Potentially the most vomitous remark yet came from New York Times columnist David Brooks who actually said on NBC's Meet the Press Sunday - with a straight face, no less! - it "was a symphony" (video follows with transcript and commentary):

By Noel Sheppard | | July 21, 2013 | 12:51 PM EDT

Unlike most of the Obama-loving media, PBS's Tavis Smiley has been deeply critical of the President's comments Friday regarding race and the George Zimmerman verdict.

Smiley continued his criticism on NBC's Meet the Press Sunday saying, "I don't know how he argues he can't lead us in a conversation on this, but he can on gay marriage?" (video follows with transcript and commentary):

By Tom Blumer | | July 21, 2013 | 10:46 AM EDT

Melissa Harris-Perry, one of the panel guests on MSNBC's "Now" program on Friday,  managed to tie Detroit's bankruptcy to small government, i.e., "when government is small enough to drown in your bathtub," and to analogize it to "exactly the kind of thing that many Republicans would impose on us." Really.

The relevant transcript from RealClearPolitics, followed by comments from Erika Johnsen at Hot Air and Noah Rothman at Mediaite, are after the jump:

By Tim Graham | | July 21, 2013 | 9:46 AM EDT

In this week's People magazine, they profile George Stephanopoulos and his wife, actress/comedian Ali Wentworth. As might be expected, the spouse offers a little too much information. Would most men like their wife telling People magazine “He will sing and dance to ‘Dreamgirls’ with the kids and cry at ‘The Little Mermaid’”?

As the story wrapped up, readers learned that no one except George takes a prayer before meals seriously:

By Tim Graham | | July 21, 2013 | 7:03 AM EDT

If you were wondering whether any liberal media veteran could have made the networks sound less clueless about the reasons for Detroit filing for bankruptcy, one answer was longtime Washington Post foreign correspondent Keith Richburg. In an article on the Post website (but not in the newspaper), Richburg wrote painfully about the demise of his beloved hometown, and how racial polarization and crime and political corruption have destroyed it.

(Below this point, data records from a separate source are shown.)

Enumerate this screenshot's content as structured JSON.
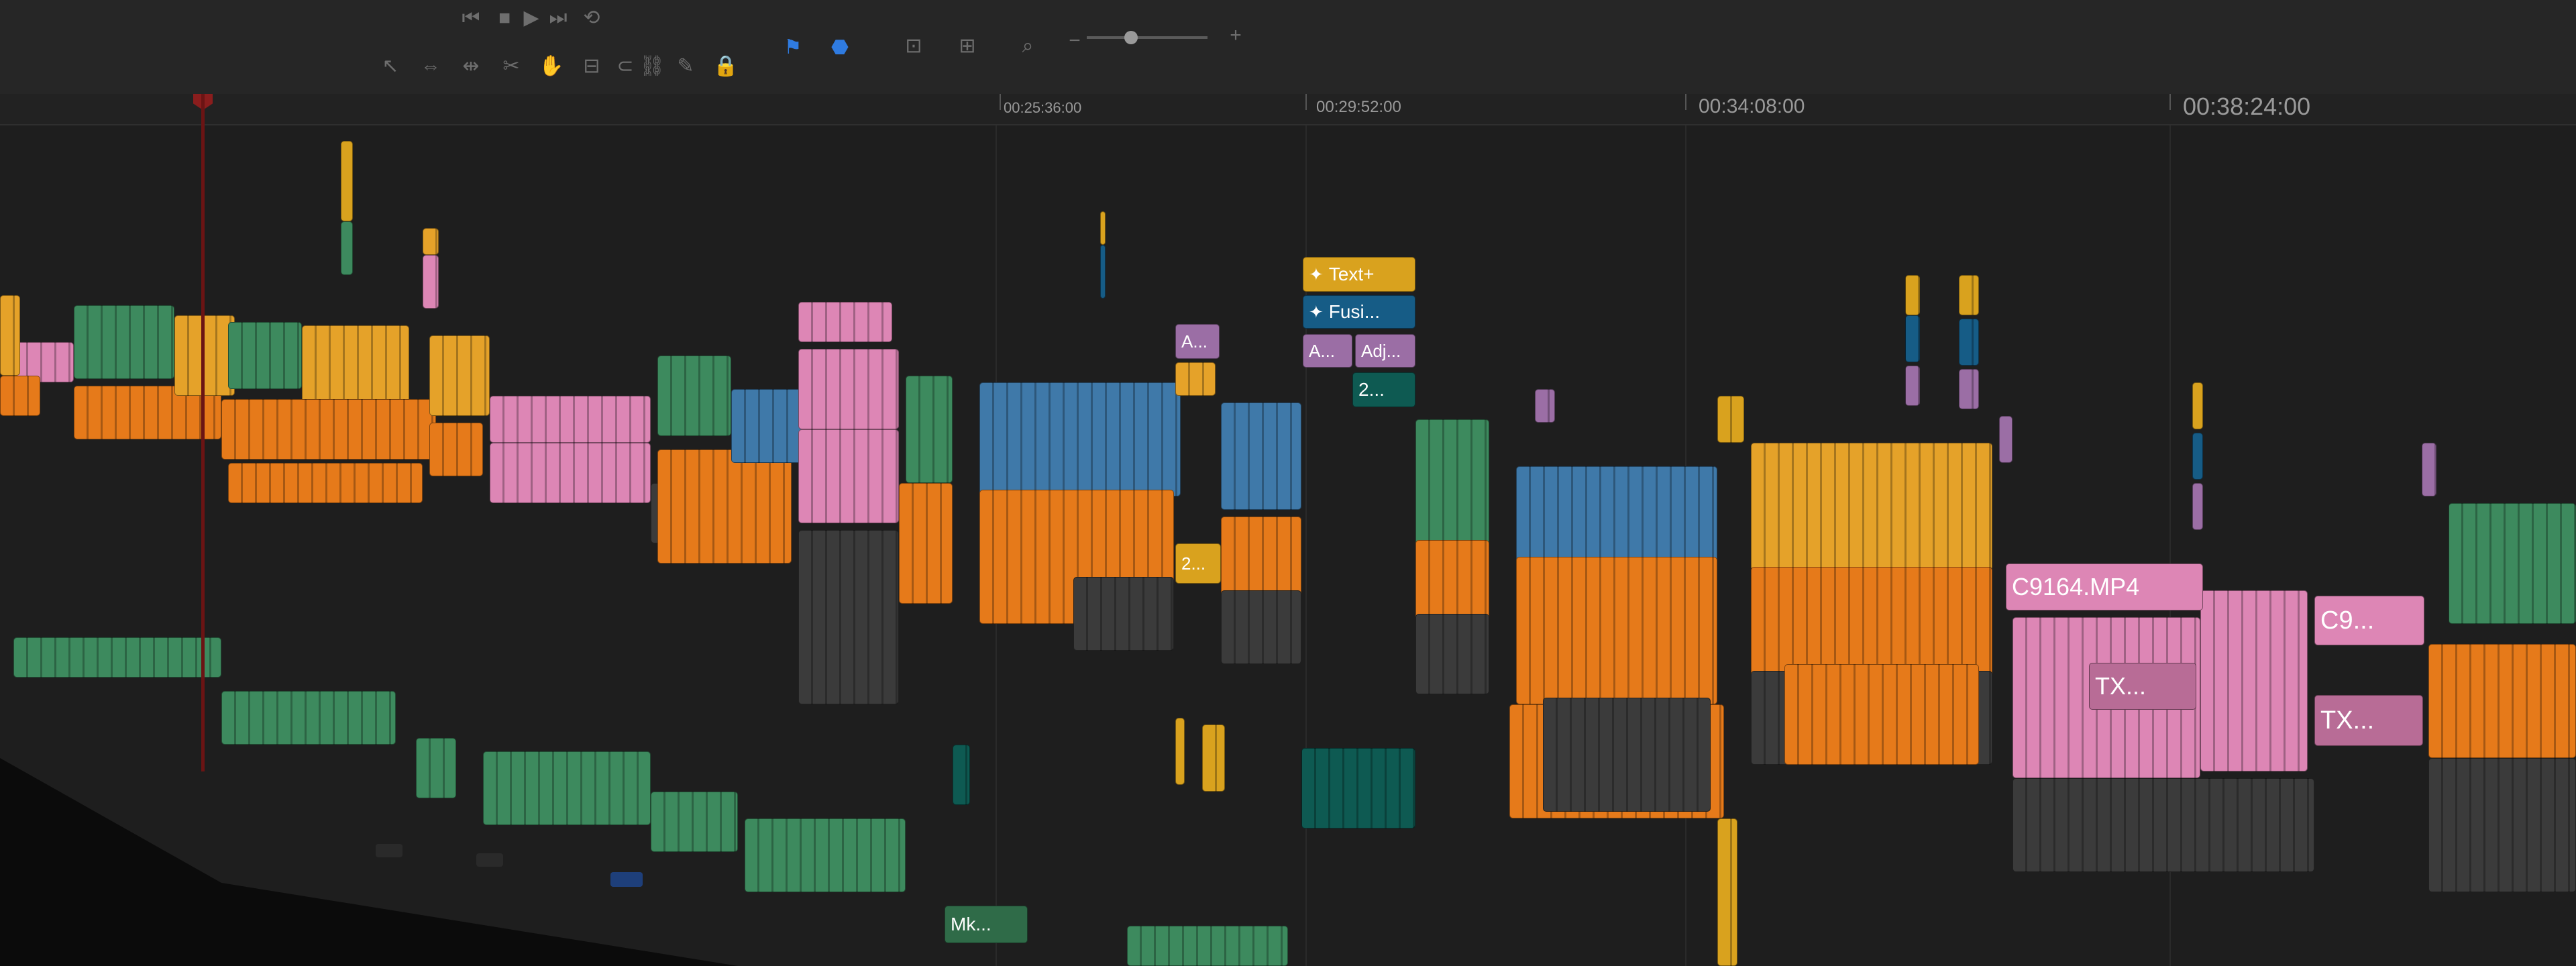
{
  "colors": {
    "orange": "#e67a1a",
    "amber": "#e5a229",
    "blue": "#3f79a9",
    "pink": "#dd86b5",
    "mauve": "#9b6ea5",
    "green": "#3d8a5e",
    "teal": "#0e5a52",
    "yellow": "#d9a21e",
    "dark": "#3b3b3b",
    "navy": "#165c86"
  },
  "toolbar": {
    "icons": [
      "skip-back-icon",
      "stop-icon",
      "play-icon",
      "skip-forward-icon",
      "loop-icon",
      "pointer-icon",
      "trim-icon",
      "dynamic-trim-icon",
      "blade-icon",
      "hand-icon",
      "snap-icon",
      "magnet-icon",
      "link-icon",
      "pencil-icon",
      "lock-icon",
      "flag-icon",
      "marker-icon",
      "zoom-fit-icon",
      "zoom-detail-icon",
      "zoom-custom-icon",
      "zoom-out-icon",
      "zoom-in-icon"
    ]
  },
  "ruler": {
    "timecodes": [
      "00:25:36:00",
      "00:29:52:00",
      "00:34:08:00",
      "00:38:24:00"
    ]
  },
  "clips": {
    "text_plus": "Text+",
    "fusion": "Fusi...",
    "adj_a": "A...",
    "adj": "Adj...",
    "compound": "2...",
    "purple_a": "A...",
    "yellow_2": "2...",
    "c9164": "C9164.MP4",
    "c9": "C9...",
    "tx1": "TX...",
    "tx2": "TX...",
    "mk": "Mk..."
  }
}
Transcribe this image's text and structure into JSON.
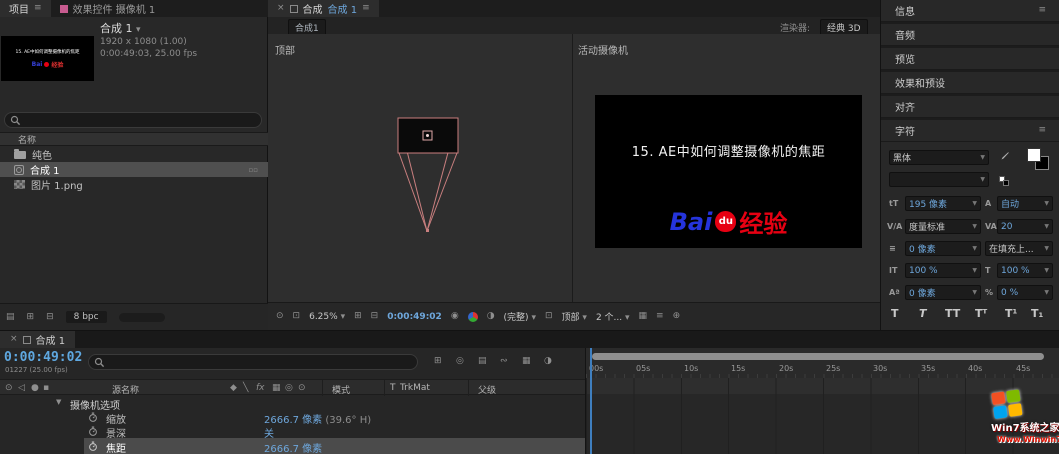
{
  "colors": {
    "accent_blue": "#6ea7dc",
    "time_blue": "#5fa8e0",
    "selection_gray": "#4d4d4d",
    "brand_blue": "#2534dc",
    "brand_red": "#e60012",
    "wireframe_pink": "#c97f7f"
  },
  "icons": {
    "menu": "≡",
    "close": "×",
    "caret": "▾",
    "caret_box": "▼",
    "twirl": "▼",
    "eye": "⊙",
    "audio": "◁",
    "solo": "●",
    "lock": "▪",
    "grid": "⊞",
    "mask": "⊟",
    "roi": "⊡",
    "half": "◑",
    "snapshot": "◉",
    "monitor": "⊡",
    "target": "⊕",
    "shy": "◆",
    "slash": "╲",
    "fx": "fx",
    "blend": "▦",
    "motion": "◎",
    "wave": "∾",
    "rows_icon": "▤",
    "badges": "▫▫"
  },
  "project": {
    "tabs": {
      "project": "项目",
      "effect_controls": "效果控件 摄像机 1"
    },
    "comp": {
      "name": "合成 1",
      "meta1": "1920 x 1080 (1.00)",
      "meta2": "0:00:49:03, 25.00 fps"
    },
    "list": {
      "header": "名称",
      "rows": [
        {
          "label": "纯色"
        },
        {
          "label": "合成 1"
        },
        {
          "label": "图片 1.png"
        }
      ]
    },
    "footer": {
      "bpc": "8 bpc"
    }
  },
  "viewer": {
    "tab": {
      "panel": "合成",
      "comp": "合成 1"
    },
    "view_tab": "合成1",
    "renderer": {
      "label": "渲染器:",
      "value": "经典 3D"
    },
    "viewports": {
      "left_label": "顶部",
      "right_label": "活动摄像机"
    },
    "frame": {
      "title": "15. AE中如何调整摄像机的焦距",
      "brand_bai": "Bai",
      "brand_du": "du",
      "brand_jingyan": "经验"
    },
    "toolbar": {
      "zoom": "6.25%",
      "time": "0:00:49:02",
      "quality": "(完整)",
      "view": "顶部",
      "views_count": "2 个..."
    }
  },
  "sidebar": {
    "panels": {
      "info": "信息",
      "audio": "音频",
      "preview": "预览",
      "effects_presets": "效果和预设",
      "align": "对齐",
      "character": "字符"
    },
    "character": {
      "font": "黑体",
      "style": "",
      "size_icon": "tT",
      "size": "195 像素",
      "leading_icon": "A",
      "leading": "自动",
      "kerning_icon": "V/A",
      "kerning": "度量标准",
      "tracking_icon": "VA",
      "tracking": "20",
      "stroke_width_icon": "≡",
      "stroke_width": "0 像素",
      "stroke_style": "在填充上...",
      "vscale_icon": "IT",
      "vscale": "100 %",
      "hscale_icon": "T",
      "hscale": "100 %",
      "baseline_icon": "Aª",
      "baseline": "0 像素",
      "tsume_icon": "%",
      "tsume": "0 %",
      "toggles": [
        "T",
        "T",
        "TT",
        "Tᵀ",
        "T¹",
        "T₁"
      ]
    }
  },
  "timeline": {
    "tab": "合成 1",
    "time": "0:00:49:02",
    "frames": "01227 (25.00 fps)",
    "columns": {
      "t": "T",
      "source": "源名称",
      "mode": "模式",
      "trkmat": "TrkMat",
      "parent": "父级"
    },
    "group": "摄像机选项",
    "props": {
      "zoom": {
        "label": "缩放",
        "value": "2666.7 像素",
        "suffix": "(39.6° H)"
      },
      "dof": {
        "label": "景深",
        "value": "关"
      },
      "focus": {
        "label": "焦距",
        "value": "2666.7 像素"
      }
    },
    "ruler": [
      "00s",
      "05s",
      "10s",
      "15s",
      "20s",
      "25s",
      "30s",
      "35s",
      "40s",
      "45s"
    ]
  },
  "watermark": {
    "title": "Win7系统之家",
    "url": "Www.Winwin7.com"
  }
}
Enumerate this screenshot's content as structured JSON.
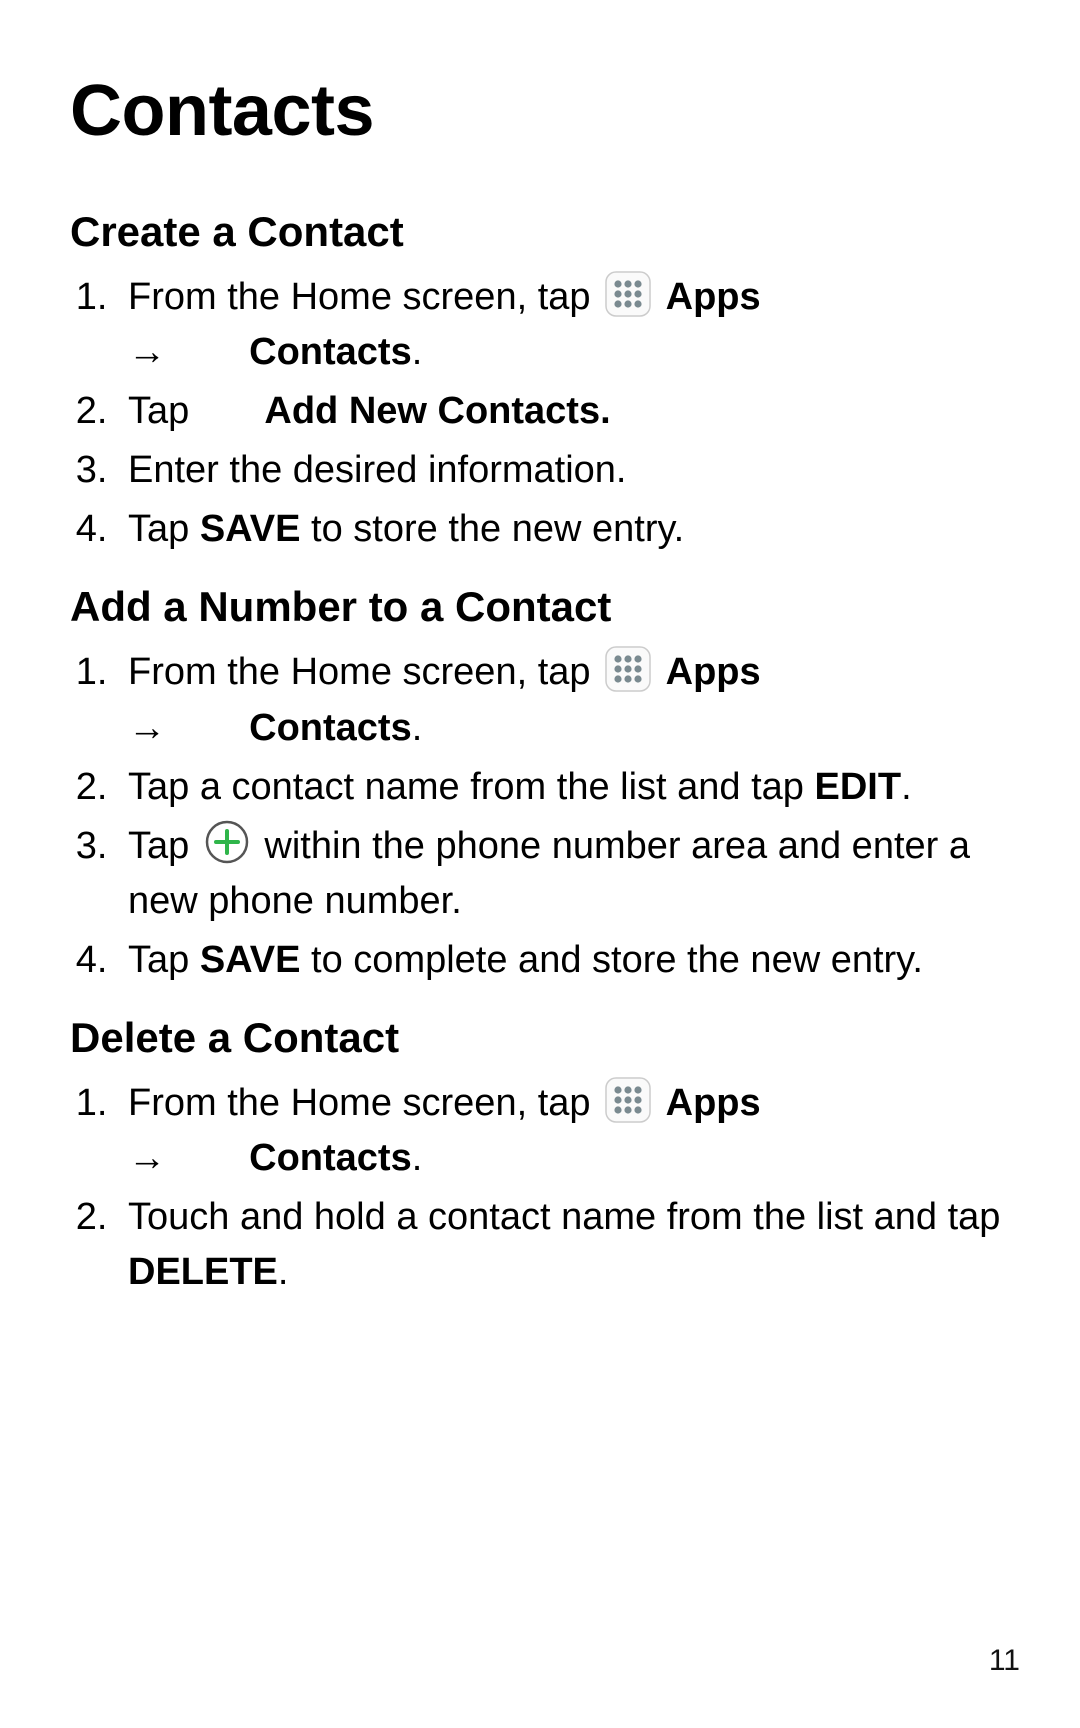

His personal story, including his relatives who remained in the urban blight, offered the most gripping testimony:

By Tim Graham | | July 20, 2013 | 11:14 PM EDT

Politico is choosing the present moment to attempt to define MSNBC host Al Sharpton as a centrist. Media reporter Mackenzie Weinger began: "The Rev. Al Sharpton has gone mainstream. The killing of Trayvon Martin has provided Sharpton a high-profile opportunity to portray himself as a responsible actor on the stage of race relations in America and consolidate his standing as a moderate leader in the black community."

This apparently is defined simply by sticking close to President Obama and not signaling violence against "white interlopers" on this occasion. Sharpton is a racial and political squish?

By Jeffrey Meyer | | July 20, 2013 | 10:44 PM EDT

One of the most shocking MSNBC moves was the decision to hire the highly controversial political activist Al Sharpton as a host on its "Lean Forward" network. Despite the clear conflict of interest of a so-called "news network" hiring a man to anchor his own show as he leads highly charged political and racial marches, both MSNBC and the Washington Post can barely recognize the serious ethical and professional problems with employing Sharpton.

On July 20, the Post ran a 20-paragraph puff piece on Sharpton's "many hats" on the front page of the Style section, offering no real criticism of his role as activist/host. (Nobody found the ethical mess anything harsher than an "interesting case study.") Author Paul Farhi began his piece highlighting Sharpton's hands-on role in the Trayvon Martin case, describing how he messily blurred his roles:

By Noel Sheppard | | July 20, 2013 | 6:01 PM EDT

Jay-Z and Justin Timberlake dedicated a song to Trayvon Martin during their concert at Yankee Stadium Friday night.

In a video captured by a member of the audience, as the couple began their last song of the evening - "Forever Young" - Jay-Z yelled to the crowd, "Everybody put a cell phone and light it up. Let's light the sky for Trayvon Martin tonight in here":